Task requirements:
From the entries below, copy every line where the string "people" appears.

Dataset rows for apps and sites
• • • • • • •

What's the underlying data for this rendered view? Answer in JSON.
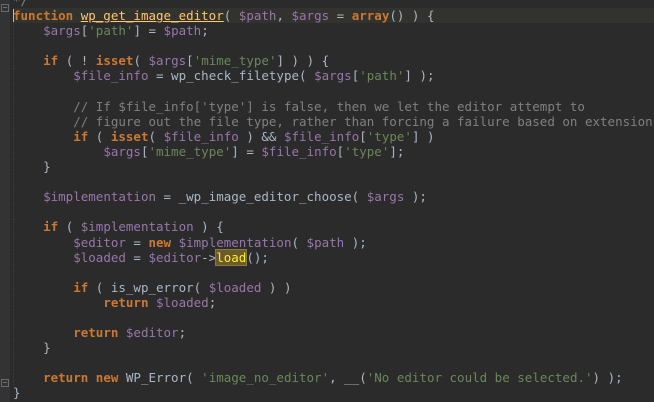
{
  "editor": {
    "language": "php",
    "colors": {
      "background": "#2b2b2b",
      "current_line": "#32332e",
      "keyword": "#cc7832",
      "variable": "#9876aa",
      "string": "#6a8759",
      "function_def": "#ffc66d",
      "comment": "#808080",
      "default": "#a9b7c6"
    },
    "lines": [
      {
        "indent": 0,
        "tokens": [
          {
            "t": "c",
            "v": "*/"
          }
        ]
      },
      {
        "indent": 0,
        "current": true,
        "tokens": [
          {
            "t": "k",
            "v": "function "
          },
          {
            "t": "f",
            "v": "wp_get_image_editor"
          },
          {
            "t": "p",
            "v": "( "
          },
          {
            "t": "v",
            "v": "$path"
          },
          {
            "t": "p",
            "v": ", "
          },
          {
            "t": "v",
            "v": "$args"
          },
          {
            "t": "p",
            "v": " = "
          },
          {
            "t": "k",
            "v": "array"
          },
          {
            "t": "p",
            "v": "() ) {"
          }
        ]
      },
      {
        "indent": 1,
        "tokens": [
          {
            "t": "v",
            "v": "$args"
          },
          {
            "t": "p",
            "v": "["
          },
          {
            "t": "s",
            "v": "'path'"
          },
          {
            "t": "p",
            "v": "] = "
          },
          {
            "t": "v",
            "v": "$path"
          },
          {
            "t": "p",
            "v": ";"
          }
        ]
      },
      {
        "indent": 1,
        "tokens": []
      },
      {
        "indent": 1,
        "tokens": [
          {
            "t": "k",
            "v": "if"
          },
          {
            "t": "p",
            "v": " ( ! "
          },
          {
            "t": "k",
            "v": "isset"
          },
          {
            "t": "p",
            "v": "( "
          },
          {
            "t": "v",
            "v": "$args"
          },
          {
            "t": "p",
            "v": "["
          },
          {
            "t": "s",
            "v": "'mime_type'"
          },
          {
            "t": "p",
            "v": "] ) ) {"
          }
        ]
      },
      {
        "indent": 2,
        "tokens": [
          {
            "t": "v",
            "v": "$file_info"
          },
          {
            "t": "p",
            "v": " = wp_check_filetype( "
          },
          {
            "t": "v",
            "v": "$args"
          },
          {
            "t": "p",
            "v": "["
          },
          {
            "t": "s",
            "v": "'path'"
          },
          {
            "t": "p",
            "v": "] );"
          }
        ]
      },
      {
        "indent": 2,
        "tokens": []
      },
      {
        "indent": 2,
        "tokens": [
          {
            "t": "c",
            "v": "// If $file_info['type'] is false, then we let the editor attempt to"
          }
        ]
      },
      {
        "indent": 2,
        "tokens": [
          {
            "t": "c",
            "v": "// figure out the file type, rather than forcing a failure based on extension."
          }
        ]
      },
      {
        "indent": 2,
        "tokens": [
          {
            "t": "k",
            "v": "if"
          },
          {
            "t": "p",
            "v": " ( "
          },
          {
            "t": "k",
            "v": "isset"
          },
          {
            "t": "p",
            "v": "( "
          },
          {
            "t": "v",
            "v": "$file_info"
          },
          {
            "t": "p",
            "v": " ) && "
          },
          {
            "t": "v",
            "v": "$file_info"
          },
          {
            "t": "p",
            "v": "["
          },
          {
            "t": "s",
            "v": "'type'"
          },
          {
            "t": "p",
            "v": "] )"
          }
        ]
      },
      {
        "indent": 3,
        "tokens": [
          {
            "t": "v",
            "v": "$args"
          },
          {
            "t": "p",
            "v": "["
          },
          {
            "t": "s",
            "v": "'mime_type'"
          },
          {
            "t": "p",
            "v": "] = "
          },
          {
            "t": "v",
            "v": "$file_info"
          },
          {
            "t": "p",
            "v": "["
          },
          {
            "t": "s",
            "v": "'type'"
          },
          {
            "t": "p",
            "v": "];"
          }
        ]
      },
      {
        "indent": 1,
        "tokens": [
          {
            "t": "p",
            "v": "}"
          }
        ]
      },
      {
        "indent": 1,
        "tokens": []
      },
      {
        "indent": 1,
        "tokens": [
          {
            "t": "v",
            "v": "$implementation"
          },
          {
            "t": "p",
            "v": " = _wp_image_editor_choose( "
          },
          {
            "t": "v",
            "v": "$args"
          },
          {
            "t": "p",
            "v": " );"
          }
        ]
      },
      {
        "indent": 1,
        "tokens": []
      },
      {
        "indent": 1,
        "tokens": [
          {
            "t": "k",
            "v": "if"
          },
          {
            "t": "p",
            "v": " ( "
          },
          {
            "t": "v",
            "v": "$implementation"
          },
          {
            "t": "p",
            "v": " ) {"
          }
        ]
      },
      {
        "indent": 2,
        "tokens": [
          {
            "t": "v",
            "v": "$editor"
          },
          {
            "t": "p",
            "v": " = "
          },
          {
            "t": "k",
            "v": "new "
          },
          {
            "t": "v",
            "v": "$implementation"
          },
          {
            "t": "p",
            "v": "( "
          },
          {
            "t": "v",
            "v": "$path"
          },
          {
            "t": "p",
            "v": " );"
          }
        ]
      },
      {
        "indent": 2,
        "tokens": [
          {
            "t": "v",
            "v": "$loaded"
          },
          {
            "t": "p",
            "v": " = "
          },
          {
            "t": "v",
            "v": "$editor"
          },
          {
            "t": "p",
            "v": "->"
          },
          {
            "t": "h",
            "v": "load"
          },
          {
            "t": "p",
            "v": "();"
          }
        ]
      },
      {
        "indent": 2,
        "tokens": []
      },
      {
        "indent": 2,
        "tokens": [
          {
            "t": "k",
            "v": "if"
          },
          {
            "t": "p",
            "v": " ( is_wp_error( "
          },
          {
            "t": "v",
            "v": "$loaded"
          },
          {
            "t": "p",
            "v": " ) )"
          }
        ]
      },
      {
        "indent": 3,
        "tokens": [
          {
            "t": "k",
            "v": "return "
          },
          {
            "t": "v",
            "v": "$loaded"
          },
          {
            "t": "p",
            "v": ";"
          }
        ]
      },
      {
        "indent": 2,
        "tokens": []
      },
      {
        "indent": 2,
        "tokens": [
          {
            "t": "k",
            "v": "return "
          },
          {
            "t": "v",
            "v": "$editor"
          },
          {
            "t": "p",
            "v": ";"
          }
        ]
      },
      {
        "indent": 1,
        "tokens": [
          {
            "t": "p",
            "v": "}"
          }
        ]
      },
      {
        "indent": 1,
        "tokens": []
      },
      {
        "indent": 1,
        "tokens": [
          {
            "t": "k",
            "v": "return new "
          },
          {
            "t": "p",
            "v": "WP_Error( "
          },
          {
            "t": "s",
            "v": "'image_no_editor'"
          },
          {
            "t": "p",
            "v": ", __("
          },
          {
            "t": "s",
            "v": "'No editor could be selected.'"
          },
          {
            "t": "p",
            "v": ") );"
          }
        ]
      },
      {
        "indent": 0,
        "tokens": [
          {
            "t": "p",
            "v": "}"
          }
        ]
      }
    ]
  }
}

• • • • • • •

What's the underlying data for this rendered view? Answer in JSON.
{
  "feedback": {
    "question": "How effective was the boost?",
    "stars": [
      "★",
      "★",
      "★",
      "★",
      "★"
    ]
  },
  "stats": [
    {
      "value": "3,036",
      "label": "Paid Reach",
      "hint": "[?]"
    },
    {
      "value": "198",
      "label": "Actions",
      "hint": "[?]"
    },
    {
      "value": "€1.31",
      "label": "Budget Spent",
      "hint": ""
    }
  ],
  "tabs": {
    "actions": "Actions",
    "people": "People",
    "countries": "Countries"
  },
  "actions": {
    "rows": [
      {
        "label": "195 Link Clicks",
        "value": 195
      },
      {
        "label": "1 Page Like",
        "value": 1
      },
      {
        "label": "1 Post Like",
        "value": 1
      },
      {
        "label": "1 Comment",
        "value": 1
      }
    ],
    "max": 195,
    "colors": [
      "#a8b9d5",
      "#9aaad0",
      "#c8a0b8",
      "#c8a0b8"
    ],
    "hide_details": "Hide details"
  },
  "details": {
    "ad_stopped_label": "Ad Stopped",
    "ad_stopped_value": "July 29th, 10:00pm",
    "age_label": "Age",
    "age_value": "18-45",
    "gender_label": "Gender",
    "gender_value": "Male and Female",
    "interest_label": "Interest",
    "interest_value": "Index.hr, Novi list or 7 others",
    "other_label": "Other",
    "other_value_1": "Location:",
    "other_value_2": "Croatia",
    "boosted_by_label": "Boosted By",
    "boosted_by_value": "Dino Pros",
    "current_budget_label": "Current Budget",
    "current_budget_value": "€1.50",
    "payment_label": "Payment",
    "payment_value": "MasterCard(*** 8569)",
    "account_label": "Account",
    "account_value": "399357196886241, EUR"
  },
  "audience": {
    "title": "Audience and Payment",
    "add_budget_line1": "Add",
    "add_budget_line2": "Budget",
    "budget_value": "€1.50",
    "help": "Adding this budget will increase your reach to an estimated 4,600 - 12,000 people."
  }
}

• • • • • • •

Solution:
    "people": "People",
    "help": "Adding this budget will increase your reach to an estimated 4,600 - 12,000 people."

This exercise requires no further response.